Skip to main content

A Beginner's Guide to IVF

When looking into your fertility options, you may want to know more about in vitro fertilization (IVF). After all, IVF is one of the most well-known fertility treatments. And because of a better understanding of infertility and advances in laboratory techniques, IVF has become more and more successful at helping people grow their families.

At The New York Fertility Center, our team led by Dr. Tony Tsai has helped many people find solutions to their fertility challenges. Although it’s well-known and fast becoming a first-line treatment for infertility, you may not know much about the IVF process.

Here, we present a beginner’s guide to IVF so you have a general idea of what to expect when you embark on this fertility journey.

Is IVF right for you?

IVF isn’t right for everyone, and it’s not usually the first fertility treatment we try. Before we move forward with IVF, we perform an evaluation to make sure it’s the right option for you.

We may recommend IVF as a first-line treatment for women over 40 struggling with infertility or for women with certain health conditions like an ovulation disorder or blocked fallopian tubes. 

Sometimes, we move on to IVF if other less invasive treatments fail to produce positive results, such as ovulation stimulation or intrauterine insemination. IVF is also used for families with a gestational surrogate (a woman who carries and delivers your baby).

Stimulating the ovaries

The first step in the process is triggering the ovaries to produce more eggs. A woman’s body normally releases only one egg during each menstrual cycle. Fertilization happens when that one egg joins with one sperm as it travels down the fallopian tube, creating the embryo. 

“In vitro” is a laboratory term that means outside of the body. For IVF, we fertilize the egg outside of the body to create the embryo. 

We use medication to stimulate your ovaries to produce multiple eggs during your menstrual cycle. Having more eggs increases our chances of creating a healthy embryo that can lead to a successful pregnancy.

Retrieving eggs

Once multiple eggs are mature, we perform a procedure to retrieve them from your ovaries. We use ultrasound-guided imaging and a special needle that allows us to aspirate the egg from the follicle (fluid-filled sac) in the ovary. 

We give you medication for this procedure that helps you relax and reduces discomfort.

Fertilizing the eggs

Once we have the eggs, we take them to our lab and fertilize them with the parent’s sperm or donor sperm. When enough sperm is available, we release them onto the egg. We also can micro-inject a single sperm directly into an egg. The fertilized egg then forms into an embryo.

Transferring the embryo

About two to five days after we retrieve and fertilize your eggs, we implant the embryo into the uterus using a catheter. We provide a mild sedative for the embryo transfer to reduce discomfort and anxiety.

We may place more than one embryo into the uterus.

If successful, the embryo implants itself into the uterus about 10 days after the embryo transfer. Then, you meet with your OB/GYN who manages your pregnancy.
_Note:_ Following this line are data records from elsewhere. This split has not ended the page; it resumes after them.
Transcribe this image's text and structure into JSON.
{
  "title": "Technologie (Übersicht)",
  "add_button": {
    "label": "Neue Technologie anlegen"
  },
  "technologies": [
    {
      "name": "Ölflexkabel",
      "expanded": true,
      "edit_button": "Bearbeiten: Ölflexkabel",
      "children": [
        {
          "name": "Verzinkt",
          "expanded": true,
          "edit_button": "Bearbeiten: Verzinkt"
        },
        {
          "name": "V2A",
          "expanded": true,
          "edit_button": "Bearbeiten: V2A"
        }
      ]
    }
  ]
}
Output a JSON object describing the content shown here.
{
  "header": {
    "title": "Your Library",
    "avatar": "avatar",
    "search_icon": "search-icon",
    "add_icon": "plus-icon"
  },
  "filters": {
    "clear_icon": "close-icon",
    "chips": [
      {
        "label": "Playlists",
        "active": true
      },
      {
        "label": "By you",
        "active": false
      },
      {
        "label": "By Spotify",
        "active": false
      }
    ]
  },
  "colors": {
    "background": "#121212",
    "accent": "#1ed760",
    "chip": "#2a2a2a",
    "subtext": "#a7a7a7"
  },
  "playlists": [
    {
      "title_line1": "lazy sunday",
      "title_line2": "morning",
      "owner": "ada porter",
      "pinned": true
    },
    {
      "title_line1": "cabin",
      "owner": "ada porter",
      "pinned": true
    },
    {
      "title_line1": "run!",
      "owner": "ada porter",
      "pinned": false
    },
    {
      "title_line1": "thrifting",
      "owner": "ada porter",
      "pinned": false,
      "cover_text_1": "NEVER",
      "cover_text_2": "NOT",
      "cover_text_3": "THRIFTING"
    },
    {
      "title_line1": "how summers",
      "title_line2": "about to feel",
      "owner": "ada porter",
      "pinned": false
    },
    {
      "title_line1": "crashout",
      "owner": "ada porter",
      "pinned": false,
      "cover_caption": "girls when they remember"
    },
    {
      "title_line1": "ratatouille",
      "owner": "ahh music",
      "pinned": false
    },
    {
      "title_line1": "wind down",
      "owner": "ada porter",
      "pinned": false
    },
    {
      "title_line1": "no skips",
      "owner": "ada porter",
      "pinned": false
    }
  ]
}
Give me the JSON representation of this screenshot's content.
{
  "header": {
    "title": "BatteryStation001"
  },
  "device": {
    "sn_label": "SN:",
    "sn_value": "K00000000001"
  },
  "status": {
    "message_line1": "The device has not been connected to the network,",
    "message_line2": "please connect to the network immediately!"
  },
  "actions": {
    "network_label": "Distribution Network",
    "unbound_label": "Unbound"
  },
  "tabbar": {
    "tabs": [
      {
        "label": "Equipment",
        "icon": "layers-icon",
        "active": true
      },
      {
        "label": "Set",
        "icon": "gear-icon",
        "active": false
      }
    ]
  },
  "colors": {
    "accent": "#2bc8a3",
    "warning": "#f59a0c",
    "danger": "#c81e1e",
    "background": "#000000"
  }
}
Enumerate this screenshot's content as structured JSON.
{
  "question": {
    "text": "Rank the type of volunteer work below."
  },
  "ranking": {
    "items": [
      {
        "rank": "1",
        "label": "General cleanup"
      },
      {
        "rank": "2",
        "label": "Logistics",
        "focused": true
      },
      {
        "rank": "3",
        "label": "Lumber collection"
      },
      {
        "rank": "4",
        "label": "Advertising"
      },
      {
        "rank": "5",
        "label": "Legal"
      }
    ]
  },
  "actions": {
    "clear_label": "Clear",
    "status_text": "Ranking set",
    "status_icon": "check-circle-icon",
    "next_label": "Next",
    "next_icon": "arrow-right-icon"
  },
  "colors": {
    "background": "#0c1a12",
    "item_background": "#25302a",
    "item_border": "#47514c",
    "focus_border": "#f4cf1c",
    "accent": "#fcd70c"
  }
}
In vitro fertilization is a life-changing treatment for many patients. If you’re considering IVF, we can talk to you about the process and help you decide if it’s the right choice for you. 

To set up a consultation, call our office in the Flatiron District of Manhattan in New York City or our downtown Flushing office in Queens, New York. You can also book an appointment online today.

You Might Also Enjoy...

5 Steps to Prepare for Intrauterine Insemination (IUI)

Undergoing intrauterine insemination itself is typically quick and painless. However, the entire process surrounding the procedure is a bit more involved. If you’re considering IUI, here’s how to prepare for your insemination.

Why Isn’t IVF Working for Me?

It’s true that in vitro fertilization (IVF) can make dreams of parenthood come true. But the process is complex and doesn’t always work. Keep reading to learn what to expect from IVF and why it might not result in pregnancy.
5 Things to Know Before You Donate Your Eggs

5 Things to Know Before You Donate Your Eggs

Egg donation can provide life-changing results for people trying to conceive. However, there’s more to the process than you might expect. If you’re considering donating your eggs, here’s what you should know.
The Emotional Side of Infertility and How to Cope

The Emotional Side of Infertility and How to Cope

The struggle to become pregnant often comes with numerous physical challenges. But it usually doesn’t stop there. Learn more about how it can affect your emotional health and how to manage this common component.